MATERIAL FOR THIS EXERCISE Block Start

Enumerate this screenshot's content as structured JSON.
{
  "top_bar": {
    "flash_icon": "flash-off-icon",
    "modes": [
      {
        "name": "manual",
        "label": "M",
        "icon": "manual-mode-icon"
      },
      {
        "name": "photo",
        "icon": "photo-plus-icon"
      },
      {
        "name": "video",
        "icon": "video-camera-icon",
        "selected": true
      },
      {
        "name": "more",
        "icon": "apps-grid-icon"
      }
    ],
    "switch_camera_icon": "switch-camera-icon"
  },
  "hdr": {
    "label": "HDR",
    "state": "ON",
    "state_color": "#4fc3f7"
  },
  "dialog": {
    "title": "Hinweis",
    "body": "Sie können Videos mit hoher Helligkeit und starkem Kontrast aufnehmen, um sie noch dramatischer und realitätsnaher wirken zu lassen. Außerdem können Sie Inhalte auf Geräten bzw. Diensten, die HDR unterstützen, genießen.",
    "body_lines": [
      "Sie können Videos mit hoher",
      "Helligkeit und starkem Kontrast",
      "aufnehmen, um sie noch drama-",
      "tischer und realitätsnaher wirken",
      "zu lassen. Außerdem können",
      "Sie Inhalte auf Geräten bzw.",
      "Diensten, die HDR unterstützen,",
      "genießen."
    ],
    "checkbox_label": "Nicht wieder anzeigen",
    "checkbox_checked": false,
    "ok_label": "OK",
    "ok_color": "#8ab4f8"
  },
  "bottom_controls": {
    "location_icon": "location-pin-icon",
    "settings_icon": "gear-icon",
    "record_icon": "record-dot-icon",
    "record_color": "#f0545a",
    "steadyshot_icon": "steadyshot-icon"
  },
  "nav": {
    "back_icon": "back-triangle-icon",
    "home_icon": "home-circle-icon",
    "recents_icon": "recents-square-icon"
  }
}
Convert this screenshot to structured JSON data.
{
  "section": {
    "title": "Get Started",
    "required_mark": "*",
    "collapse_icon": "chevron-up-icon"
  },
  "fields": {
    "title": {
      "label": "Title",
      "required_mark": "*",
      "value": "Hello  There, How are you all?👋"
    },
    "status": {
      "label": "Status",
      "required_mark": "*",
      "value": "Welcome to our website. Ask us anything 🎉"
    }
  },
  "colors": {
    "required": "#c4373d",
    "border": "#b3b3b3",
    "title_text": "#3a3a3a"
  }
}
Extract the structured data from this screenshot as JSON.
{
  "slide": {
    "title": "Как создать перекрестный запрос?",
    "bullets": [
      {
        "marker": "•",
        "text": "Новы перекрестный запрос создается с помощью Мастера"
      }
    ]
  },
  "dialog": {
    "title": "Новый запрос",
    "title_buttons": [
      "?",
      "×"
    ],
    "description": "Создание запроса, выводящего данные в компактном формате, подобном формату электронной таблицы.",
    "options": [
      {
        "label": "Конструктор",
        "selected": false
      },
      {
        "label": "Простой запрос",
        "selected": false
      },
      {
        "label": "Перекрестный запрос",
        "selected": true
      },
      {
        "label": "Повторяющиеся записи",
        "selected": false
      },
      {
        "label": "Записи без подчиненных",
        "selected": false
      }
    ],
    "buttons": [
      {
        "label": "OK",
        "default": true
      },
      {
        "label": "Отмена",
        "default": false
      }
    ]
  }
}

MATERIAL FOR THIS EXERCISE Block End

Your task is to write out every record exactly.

Enumerate this screenshot's content as structured JSON.
{
  "top_bar": {
    "flash_icon": "flash-off-icon",
    "modes": [
      {
        "name": "manual",
        "label": "M",
        "icon": "manual-mode-icon"
      },
      {
        "name": "photo",
        "icon": "photo-plus-icon"
      },
      {
        "name": "video",
        "icon": "video-camera-icon",
        "selected": true
      },
      {
        "name": "more",
        "icon": "apps-grid-icon"
      }
    ],
    "switch_camera_icon": "switch-camera-icon"
  },
  "hdr": {
    "label": "HDR",
    "state": "ON",
    "state_color": "#4fc3f7"
  },
  "dialog": {
    "title": "Hinweis",
    "body": "Sie können Videos mit hoher Helligkeit und starkem Kontrast aufnehmen, um sie noch dramatischer und realitätsnaher wirken zu lassen. Außerdem können Sie Inhalte auf Geräten bzw. Diensten, die HDR unterstützen, genießen.",
    "body_lines": [
      "Sie können Videos mit hoher",
      "Helligkeit und starkem Kontrast",
      "aufnehmen, um sie noch drama-",
      "tischer und realitätsnaher wirken",
      "zu lassen. Außerdem können",
      "Sie Inhalte auf Geräten bzw.",
      "Diensten, die HDR unterstützen,",
      "genießen."
    ],
    "checkbox_label": "Nicht wieder anzeigen",
    "checkbox_checked": false,
    "ok_label": "OK",
    "ok_color": "#8ab4f8"
  },
  "bottom_controls": {
    "location_icon": "location-pin-icon",
    "settings_icon": "gear-icon",
    "record_icon": "record-dot-icon",
    "record_color": "#f0545a",
    "steadyshot_icon": "steadyshot-icon"
  },
  "nav": {
    "back_icon": "back-triangle-icon",
    "home_icon": "home-circle-icon",
    "recents_icon": "recents-square-icon"
  }
}
Convert this screenshot to structured JSON data.
{
  "section": {
    "title": "Get Started",
    "required_mark": "*",
    "collapse_icon": "chevron-up-icon"
  },
  "fields": {
    "title": {
      "label": "Title",
      "required_mark": "*",
      "value": "Hello  There, How are you all?👋"
    },
    "status": {
      "label": "Status",
      "required_mark": "*",
      "value": "Welcome to our website. Ask us anything 🎉"
    }
  },
  "colors": {
    "required": "#c4373d",
    "border": "#b3b3b3",
    "title_text": "#3a3a3a"
  }
}
Extract the structured data from this screenshot as JSON.
{
  "slide": {
    "title": "Как создать перекрестный запрос?",
    "bullets": [
      {
        "marker": "•",
        "text": "Новы перекрестный запрос создается с помощью Мастера"
      }
    ]
  },
  "dialog": {
    "title": "Новый запрос",
    "title_buttons": [
      "?",
      "×"
    ],
    "description": "Создание запроса, выводящего данные в компактном формате, подобном формату электронной таблицы.",
    "options": [
      {
        "label": "Конструктор",
        "selected": false
      },
      {
        "label": "Простой запрос",
        "selected": false
      },
      {
        "label": "Перекрестный запрос",
        "selected": true
      },
      {
        "label": "Повторяющиеся записи",
        "selected": false
      },
      {
        "label": "Записи без подчиненных",
        "selected": false
      }
    ],
    "buttons": [
      {
        "label": "OK",
        "default": true
      },
      {
        "label": "Отмена",
        "default": false
      }
    ]
  }
}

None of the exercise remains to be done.